PROBLEM REQUIREMENTS: Read the data below line by line and state how many lines hold "zwraca". Nothing else belongs in the answer.

Component data from apps and pages:

▬▬▬▬▬▬▬▬▬▬

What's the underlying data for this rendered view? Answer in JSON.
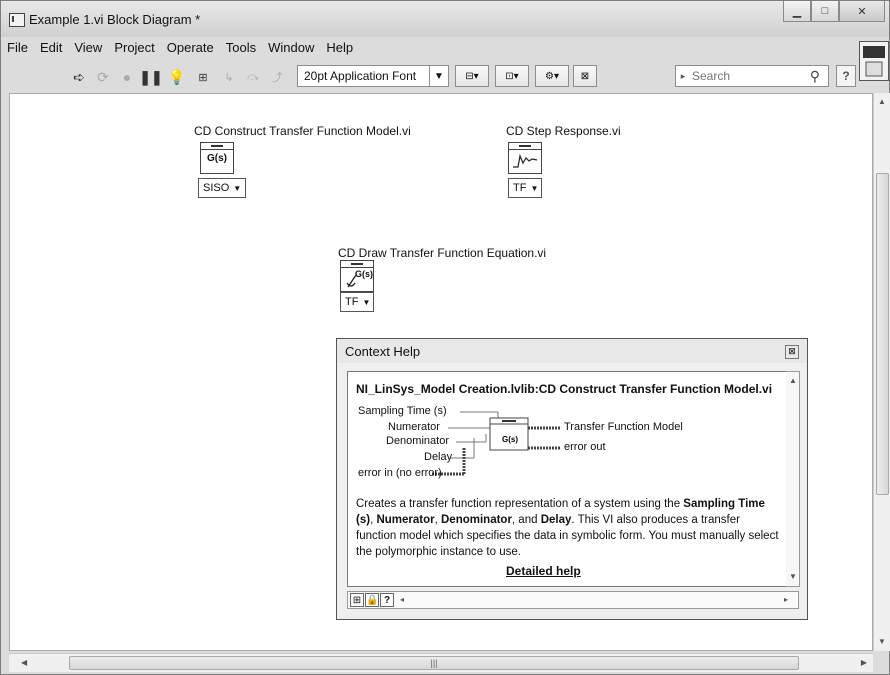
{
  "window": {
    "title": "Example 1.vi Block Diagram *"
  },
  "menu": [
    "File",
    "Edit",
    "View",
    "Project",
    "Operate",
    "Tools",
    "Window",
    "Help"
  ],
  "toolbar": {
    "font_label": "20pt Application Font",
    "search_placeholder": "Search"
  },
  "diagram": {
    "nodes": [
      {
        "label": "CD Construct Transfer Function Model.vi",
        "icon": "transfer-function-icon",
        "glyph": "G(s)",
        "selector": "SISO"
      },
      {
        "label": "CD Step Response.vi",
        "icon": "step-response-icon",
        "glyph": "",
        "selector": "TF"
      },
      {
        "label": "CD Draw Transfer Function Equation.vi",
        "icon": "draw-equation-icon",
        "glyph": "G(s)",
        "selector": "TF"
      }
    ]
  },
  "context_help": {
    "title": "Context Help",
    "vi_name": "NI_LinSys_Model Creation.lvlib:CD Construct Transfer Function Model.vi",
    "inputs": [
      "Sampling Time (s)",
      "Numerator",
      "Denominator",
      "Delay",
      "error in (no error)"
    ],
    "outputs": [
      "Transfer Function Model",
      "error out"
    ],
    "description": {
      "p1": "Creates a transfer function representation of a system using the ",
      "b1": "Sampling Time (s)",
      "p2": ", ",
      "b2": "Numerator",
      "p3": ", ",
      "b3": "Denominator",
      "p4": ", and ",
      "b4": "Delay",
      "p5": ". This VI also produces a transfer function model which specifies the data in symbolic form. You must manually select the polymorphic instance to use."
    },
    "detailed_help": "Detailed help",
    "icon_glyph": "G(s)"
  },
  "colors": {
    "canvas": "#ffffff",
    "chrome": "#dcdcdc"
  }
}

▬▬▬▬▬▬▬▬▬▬

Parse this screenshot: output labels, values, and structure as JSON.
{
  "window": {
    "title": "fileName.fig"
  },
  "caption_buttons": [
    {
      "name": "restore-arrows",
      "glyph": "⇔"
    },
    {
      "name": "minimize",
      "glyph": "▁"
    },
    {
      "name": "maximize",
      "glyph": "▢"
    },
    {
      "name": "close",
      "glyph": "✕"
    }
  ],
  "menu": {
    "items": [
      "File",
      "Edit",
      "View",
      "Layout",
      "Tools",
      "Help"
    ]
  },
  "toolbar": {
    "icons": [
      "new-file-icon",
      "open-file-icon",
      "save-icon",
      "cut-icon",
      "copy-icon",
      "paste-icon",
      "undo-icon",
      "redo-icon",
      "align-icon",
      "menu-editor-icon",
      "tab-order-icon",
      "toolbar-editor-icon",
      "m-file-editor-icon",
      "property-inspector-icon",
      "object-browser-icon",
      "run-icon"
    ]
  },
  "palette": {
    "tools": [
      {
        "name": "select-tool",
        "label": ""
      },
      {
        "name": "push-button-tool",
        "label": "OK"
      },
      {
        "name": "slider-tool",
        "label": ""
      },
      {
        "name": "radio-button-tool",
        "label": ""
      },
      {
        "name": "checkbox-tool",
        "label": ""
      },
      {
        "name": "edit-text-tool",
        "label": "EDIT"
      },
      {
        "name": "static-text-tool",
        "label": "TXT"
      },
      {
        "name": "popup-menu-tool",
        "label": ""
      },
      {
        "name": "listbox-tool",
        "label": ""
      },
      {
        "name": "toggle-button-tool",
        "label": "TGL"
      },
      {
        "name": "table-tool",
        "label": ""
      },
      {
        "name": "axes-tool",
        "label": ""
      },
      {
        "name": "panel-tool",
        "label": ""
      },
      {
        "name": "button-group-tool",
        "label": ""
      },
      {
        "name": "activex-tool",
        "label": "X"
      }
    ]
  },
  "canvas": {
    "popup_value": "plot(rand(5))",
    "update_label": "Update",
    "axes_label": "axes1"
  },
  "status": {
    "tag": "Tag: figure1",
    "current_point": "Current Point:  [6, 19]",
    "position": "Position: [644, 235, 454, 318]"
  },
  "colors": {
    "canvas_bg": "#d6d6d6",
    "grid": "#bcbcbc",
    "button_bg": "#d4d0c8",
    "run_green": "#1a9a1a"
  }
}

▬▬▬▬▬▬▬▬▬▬

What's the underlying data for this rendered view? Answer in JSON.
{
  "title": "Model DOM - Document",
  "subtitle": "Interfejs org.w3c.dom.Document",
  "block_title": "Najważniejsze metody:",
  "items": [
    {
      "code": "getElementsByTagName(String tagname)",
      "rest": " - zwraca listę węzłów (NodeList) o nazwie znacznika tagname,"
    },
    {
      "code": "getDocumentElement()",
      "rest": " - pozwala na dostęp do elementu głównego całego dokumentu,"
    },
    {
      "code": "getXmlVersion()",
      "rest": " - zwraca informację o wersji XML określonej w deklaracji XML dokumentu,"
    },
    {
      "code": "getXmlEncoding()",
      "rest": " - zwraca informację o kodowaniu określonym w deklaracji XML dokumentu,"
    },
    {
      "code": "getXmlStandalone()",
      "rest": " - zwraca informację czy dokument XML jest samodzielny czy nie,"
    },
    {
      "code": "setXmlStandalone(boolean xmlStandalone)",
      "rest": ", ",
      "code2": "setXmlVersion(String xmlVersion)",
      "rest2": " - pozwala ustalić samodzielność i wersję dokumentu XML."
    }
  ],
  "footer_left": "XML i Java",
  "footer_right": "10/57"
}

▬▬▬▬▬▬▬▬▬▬

YOUR RESPONSE: 4